With the neoprene issue all taken care of, Izabella also wanted to address the aesthetics of standard women’s suits. She believes that women like to be unique and express themselves through their apparel, and that divers up to now have been lacking a way to be recognized as divers with their manner of dressing. She feels many may long for a fashion community to do for street clothes what yoga has done for leggings.

Izabella decided to create limited lines, one per season, to keep the inventory fresh and to keep people excited about this new species of wetsuit and inspired by the beauty of the ocean. For further sustainability’s sake, she’s made an effort to keep her designs timeless, so the suit will still look good when next season’s looks are completely different. The 2019 collection was a series of fish skins ranging from simple black scales to the stunning stripes of the Napoleon wrasse.

The 2020 collection is a actually a collaboration with four talented photographers: Ken Kiefer, Manuela Kirschner, George Monteiro and Martin Aigner. The suits are printed with some of the photographers’ best underwater photos, and a portion of the sale of each one goes to the charities each photographer supports.

Mermaid Protector offers more than just wetsuits though: there are hoods and hair tubes, swim suits, rash guards, thigh pouches, leggings, catsuits, sarongs, and even a variety of mermaid full suits with frilly fins. The designs emphasize femininity because as Izabella says, “mermaid” is synonymous with “beautiful lady.” She sees women wearing her suits from the water to the mountains, with fins or high heels.

In the near future, Mermaid Protector is hoping to expand into the USA, so they’re on the lookout for distributors. But in the present, they’re moving their factory to Spain. The upshot is that nothing is available from the website until the inventory has been moved and accounted for. Once it’s back up, look for 50% off the 2019 collection before Christmas, and if you see a skin you like, grab it quick because once they’re gone, they’re gone.

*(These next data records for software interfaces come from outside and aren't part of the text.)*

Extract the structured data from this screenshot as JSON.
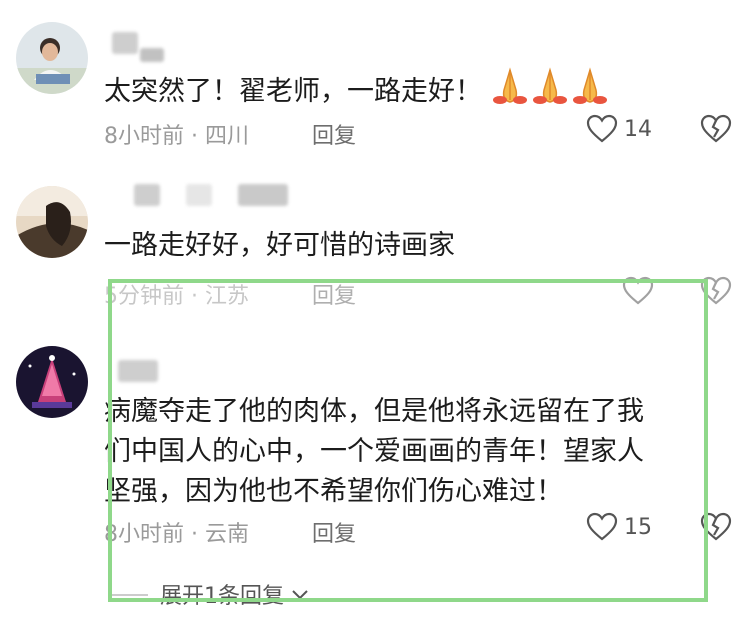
{
  "comments": [
    {
      "text": "太突然了！翟老师，一路走好！",
      "time_location": "8小时前 · 四川",
      "reply_label": "回复",
      "likes": "14",
      "emoji": "praying-hands-icon"
    },
    {
      "text": "一路走好好，好可惜的诗画家",
      "time_location": "5分钟前 · 江苏",
      "reply_label": "回复",
      "likes": ""
    },
    {
      "text_lines": [
        "病魔夺走了他的肉体，但是他将永远留在了我",
        "们中国人的心中，一个爱画画的青年！望家人",
        "坚强，因为他也不希望你们伤心难过！"
      ],
      "time_location": "8小时前 · 云南",
      "reply_label": "回复",
      "likes": "15"
    }
  ],
  "expand_replies_label": "展开1条回复",
  "colors": {
    "highlight": "#8fd88a",
    "meta_text": "#9a9a9a",
    "body_text": "#1c1c1c"
  }
}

If you’d like to do a little virtual window shopping, check out the Mermaid Protector website and start writing your wish list.

Erin Durbin-Sherer
Erin Durbin-Sherer
Erin began diving in 2012 as preparation for a trip to Hawaii and before the year was out she'd left her old life behind to work in the dive industry full-time. When she's not out exploring the deep and collecting c-cards, you might find her making art or working on her master's thesis in cultural anthropology at San Diego State University. Erin is an Associate Editor with